Shootout At Lokhandwala’s tagline is a contradiction—"true rumours"—a clear indication of how facile a film it is. It shows no engagement with the politics of encounter killing, which is its core idea, but glorifies violence and machismo. Based on the real-life shootout of Dawood’s men by the Bombay police’s Anti-Terrorist Squad in 1991, the film doesn’t know what position to take on the contentious issue. It makes heroes out of underworld goons as well as trigger-happy cops, and makes both the stud parties walk glamorously in slo-mo towards the camera. In the process, the film itself becomes a mere display board for bodies, blood and bullets.
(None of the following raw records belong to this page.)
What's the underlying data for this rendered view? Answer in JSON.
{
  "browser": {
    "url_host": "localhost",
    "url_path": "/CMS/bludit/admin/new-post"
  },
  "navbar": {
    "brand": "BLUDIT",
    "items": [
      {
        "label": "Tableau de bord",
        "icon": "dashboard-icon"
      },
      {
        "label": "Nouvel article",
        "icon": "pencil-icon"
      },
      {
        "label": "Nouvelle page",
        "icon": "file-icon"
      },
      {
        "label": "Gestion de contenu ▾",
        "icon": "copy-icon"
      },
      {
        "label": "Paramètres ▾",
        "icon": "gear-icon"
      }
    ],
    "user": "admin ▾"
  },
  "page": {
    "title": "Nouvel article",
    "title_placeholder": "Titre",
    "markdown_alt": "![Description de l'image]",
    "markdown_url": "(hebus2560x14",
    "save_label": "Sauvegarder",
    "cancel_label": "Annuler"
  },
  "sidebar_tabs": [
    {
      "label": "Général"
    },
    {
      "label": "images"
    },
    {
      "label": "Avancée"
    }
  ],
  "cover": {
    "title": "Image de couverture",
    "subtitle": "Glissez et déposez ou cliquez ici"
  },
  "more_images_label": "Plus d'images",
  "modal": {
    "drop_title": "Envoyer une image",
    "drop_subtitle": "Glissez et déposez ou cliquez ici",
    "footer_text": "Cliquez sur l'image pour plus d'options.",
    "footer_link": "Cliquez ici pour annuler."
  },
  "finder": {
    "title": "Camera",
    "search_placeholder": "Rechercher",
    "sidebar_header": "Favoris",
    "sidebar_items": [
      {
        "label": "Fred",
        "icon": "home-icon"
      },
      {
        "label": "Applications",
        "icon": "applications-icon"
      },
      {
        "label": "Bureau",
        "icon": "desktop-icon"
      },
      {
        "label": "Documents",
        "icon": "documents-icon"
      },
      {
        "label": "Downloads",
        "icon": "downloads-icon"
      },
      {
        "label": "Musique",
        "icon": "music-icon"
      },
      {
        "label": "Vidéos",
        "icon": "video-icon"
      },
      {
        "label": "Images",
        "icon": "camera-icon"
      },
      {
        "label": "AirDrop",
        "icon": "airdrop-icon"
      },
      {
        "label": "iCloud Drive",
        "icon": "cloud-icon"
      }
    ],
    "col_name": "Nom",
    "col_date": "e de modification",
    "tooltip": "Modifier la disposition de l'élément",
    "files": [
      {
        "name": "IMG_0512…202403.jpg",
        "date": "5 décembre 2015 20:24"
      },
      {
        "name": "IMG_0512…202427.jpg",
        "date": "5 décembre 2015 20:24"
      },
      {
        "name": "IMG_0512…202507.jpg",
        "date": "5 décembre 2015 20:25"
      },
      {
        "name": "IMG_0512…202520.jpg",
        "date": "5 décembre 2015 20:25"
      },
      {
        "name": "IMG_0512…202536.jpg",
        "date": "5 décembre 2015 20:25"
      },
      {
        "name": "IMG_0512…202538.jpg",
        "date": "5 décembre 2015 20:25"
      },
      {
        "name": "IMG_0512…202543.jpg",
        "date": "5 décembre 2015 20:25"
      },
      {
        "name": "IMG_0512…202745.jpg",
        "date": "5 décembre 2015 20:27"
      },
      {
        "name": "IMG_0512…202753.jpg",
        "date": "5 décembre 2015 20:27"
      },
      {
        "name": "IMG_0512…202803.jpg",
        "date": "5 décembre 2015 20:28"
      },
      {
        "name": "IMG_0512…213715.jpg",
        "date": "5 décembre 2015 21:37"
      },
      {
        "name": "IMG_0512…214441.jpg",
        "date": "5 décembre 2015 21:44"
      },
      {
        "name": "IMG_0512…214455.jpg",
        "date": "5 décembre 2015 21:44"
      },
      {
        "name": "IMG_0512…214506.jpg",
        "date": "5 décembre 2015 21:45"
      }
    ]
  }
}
It begins by calling the police "gangsters in uniform", humanises the goons as though they were merely misguided college dropouts, but in the end tilts towards the police, quoting silly statistics to justify encounter killings ("the crime rate dropped by 70 per cent in Bombay after the incident") rather than reading between the facts and figures.
In this scheme of things, women occupy the predictable periphery—the protective mother, the understanding bar-dancer girlfriend, the complaining wife and a conscientious TV journalist who seems to epitomise today’s world of media overkill than representing the Gulf War-era, pre-satellite TV, media-parched India.